Missguided, the “empowering, bold, and forward-thinking” online fashion brand, is adding another badass female to its roster of celebrity models, which currently includes collaborations with blogger Carli Bybel and the queen of empowerment herself Amber Rose. Voluptuous teen stunner Barbie Ferreria is the new face of Missguided+ — the online-only brand’s line of size-12-to-24 offerings. These include “a variety of knits, duster jackets, and office-appropriate white shirts in addition to rebelliously sexy dresses, choker necks, and a whole lot of lace-up detailing,” according to an interview with Ferreira in Nylon.
Well, she’s not that new. The brand chose Ferreira to front its campaign back in 2015 and has rehired her because — with her killer confidence and killer curves — she’s perfect casting, basically. Ferreira and Missguided share a similar ethos about fashion and figures. Missguided+ proudly proclaims itself the “hottest new line for babes of all sizes … with formfitting cuts, super-strong shapes, and carefully tailored pieces.”
Ferreira’s personal Instagram account shows (unretouched) glimpses into the life of a typical 19-year-old — playful, carefree, funny, confident but also celebrating her body in in styles ranging from faux-fur jackets to lingerie to workout gear (yes, there are some gym selfies). Her confidence has been a work in progress, though. “I’ve always struggled a ton with my body image, and I wanted to help other people not feel so ashamed about themselves. It’s a completely unnecessary part of everyday life,” she once told Glamour. “I don’t follow anyone [on social media] who I think is trying to sell the dream that everything is perfect.”
Determined to overcome her insecurities — and dismayed by the fact that she had few curvy role models to look up to — Ferreira submitted photos of herself to American Apparel when she was in high school, according to i-D magazine. She wanted to see if it would hire her as a model. “I didn’t really know if they hired plus-size girls, and back then I thought everything about modeling was about being thin,” she told the publication. “Them calling me back to test shoot showed me that the industry was opening up to a different standard of beauty.”
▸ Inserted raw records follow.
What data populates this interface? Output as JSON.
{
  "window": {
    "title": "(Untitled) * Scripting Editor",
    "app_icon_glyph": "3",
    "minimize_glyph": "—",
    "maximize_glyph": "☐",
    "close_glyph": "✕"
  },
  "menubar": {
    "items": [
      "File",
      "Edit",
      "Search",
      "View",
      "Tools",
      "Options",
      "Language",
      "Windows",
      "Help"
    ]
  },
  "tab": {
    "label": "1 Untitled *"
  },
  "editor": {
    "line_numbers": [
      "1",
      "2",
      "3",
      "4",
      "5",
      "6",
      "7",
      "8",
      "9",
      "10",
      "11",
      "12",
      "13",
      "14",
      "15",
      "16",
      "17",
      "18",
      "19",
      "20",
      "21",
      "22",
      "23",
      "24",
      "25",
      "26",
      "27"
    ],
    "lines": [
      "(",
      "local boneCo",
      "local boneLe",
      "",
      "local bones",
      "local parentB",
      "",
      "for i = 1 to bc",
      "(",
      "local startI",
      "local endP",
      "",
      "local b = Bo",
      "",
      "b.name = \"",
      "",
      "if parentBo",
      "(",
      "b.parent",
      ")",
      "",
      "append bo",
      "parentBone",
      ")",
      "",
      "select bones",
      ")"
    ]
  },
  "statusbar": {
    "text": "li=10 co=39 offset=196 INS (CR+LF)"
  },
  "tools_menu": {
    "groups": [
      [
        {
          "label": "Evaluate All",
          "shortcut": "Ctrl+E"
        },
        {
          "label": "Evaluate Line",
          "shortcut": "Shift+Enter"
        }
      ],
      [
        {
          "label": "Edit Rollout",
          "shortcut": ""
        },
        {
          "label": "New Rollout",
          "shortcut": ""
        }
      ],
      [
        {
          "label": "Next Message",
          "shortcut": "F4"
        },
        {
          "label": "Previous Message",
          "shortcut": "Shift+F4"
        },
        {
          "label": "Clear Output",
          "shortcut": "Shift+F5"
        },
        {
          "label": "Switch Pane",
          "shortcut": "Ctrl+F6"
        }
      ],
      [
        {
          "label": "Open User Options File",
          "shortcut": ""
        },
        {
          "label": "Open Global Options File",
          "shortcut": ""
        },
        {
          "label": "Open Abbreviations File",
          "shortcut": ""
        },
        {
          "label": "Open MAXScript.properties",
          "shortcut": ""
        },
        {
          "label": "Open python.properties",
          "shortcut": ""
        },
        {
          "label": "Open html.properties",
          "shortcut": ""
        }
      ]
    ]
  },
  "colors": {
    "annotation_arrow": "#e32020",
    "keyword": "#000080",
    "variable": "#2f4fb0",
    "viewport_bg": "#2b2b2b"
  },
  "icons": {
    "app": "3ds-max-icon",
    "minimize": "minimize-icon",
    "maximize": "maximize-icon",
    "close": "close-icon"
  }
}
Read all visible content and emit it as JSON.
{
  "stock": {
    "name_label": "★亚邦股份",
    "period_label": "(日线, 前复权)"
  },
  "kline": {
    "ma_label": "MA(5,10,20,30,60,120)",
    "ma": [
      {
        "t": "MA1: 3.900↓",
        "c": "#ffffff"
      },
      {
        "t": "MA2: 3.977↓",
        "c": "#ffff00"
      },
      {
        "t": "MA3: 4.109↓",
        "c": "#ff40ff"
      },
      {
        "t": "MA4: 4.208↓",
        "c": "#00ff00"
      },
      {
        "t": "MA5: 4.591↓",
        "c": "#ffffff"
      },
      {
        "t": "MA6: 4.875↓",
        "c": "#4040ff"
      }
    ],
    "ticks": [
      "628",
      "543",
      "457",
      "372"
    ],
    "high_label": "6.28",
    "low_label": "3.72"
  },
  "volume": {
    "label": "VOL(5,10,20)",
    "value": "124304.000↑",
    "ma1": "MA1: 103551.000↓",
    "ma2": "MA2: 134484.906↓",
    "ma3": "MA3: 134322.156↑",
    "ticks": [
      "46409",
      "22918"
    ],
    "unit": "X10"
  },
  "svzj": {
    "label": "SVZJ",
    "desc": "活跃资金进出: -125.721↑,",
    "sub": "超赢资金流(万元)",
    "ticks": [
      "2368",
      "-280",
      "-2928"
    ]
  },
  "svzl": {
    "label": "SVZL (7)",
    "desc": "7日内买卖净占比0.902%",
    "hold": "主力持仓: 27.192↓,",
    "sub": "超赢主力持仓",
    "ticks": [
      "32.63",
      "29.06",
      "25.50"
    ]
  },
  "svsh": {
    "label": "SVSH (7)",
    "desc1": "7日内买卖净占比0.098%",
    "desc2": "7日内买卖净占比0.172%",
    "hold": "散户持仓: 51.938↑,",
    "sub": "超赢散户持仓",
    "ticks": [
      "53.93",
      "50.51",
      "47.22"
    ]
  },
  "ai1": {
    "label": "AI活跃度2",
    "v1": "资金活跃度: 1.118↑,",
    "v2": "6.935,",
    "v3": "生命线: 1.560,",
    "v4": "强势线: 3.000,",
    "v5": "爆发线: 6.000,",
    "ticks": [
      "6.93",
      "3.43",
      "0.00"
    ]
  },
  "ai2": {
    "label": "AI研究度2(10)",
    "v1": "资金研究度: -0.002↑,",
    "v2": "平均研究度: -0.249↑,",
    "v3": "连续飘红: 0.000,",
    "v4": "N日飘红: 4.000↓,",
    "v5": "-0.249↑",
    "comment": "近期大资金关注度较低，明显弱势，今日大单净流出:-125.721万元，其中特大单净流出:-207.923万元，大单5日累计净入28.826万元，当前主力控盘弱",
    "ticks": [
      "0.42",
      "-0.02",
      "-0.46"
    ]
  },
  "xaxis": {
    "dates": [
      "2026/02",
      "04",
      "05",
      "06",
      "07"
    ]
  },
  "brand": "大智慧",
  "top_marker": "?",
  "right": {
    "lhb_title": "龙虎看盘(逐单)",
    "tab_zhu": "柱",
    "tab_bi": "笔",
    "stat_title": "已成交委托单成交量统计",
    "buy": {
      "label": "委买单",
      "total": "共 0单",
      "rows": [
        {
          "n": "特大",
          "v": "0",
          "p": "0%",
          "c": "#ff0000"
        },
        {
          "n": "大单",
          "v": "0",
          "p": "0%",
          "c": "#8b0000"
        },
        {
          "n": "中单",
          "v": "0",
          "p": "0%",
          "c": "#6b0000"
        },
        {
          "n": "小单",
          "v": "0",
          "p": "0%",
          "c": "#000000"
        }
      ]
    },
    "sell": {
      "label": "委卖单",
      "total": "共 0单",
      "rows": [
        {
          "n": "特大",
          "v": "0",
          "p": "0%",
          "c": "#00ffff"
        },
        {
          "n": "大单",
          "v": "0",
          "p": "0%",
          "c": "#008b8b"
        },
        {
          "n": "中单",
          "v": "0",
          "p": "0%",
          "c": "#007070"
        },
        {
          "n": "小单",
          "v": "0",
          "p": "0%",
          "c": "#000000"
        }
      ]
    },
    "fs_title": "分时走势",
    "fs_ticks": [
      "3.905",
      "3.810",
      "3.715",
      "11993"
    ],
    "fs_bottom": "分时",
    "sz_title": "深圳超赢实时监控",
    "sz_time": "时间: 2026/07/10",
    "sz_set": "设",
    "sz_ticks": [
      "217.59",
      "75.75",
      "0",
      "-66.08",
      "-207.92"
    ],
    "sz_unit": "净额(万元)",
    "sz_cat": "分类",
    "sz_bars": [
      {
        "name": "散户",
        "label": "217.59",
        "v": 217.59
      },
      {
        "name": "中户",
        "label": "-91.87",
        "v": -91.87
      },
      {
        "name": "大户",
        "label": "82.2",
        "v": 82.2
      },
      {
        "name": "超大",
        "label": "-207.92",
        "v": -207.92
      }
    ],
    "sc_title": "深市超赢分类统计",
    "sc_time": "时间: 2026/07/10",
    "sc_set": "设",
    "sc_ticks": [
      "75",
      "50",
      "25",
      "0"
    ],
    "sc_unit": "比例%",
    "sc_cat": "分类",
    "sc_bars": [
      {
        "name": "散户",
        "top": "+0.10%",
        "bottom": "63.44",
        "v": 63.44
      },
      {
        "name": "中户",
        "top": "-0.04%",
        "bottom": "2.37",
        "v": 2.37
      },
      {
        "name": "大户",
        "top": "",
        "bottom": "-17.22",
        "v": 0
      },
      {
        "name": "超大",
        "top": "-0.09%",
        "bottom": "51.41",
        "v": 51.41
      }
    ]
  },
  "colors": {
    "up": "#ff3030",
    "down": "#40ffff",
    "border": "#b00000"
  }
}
Since then, Ferreira has been signed by the Wilhelmina modeling agency and has modeled for brands including the Photoshop-free Aerie for American Eagle Outfitters — in bikinis, because what else would you expect? She has been called a body-positivity activist, but for Ferreira, embracing her own unconventional (by fashion standards) beauty has been a process. She didn’t always have the immense confidence she has now. “I used to be very insecure,” she remembers, in a 2015 promotional video for Missguided. “Before I started modeling, I didn’t wear anything that would show off my body. … And I got over it because I realized I wasn’t happy in that, I wasn’t feeling cute … and I wanted to wear whatever the f*** I wanted to wear.”
And though her empowered attitude about her body has been a constant lately, Ferreira’s feelings about the term plus-size seem to be evolving. In that same 2015 video, the model muses, “How do I feel about the term plus-size? I feel like there’s nothing wrong with being plus-size. I don’t think the word is negative at all. It’s just, I think [fashion] as an industry, people put you in little groups, and it makes you not have as many opportunities as everyone else.”
But now she seems to have changed her tune about the limiting label. “I feel it’s very important to remove labels; the progress in fashion will be when people completely cut out the words plus-size from their vocabulary and accept that women come in many sizes — especially over a size 4,” the brunette beauty says to Nylon. “Once that happens, I feel as though inclusiveness of body type will finally start happening.” Missguided, it seems, concurs, saying, “plus isn’t the word,” according to Nylon.
Now that she’s the face of Missguided+ — and modeling some seriously sexy styles, a dusty rose body-con skirt, including a lace-up minidress with thigh-high boots, and a bright-red dress with a T-strap-inspired choker detail in the process — she’s oozing confidence, which is exactly what the company is trying to sell. She tells other girls and women via Nylon: “Don’t focus on your body. Love it, but know it’ll never be up to society’s standards because it’s all Photoshop and exclusivity. And that’s OK!”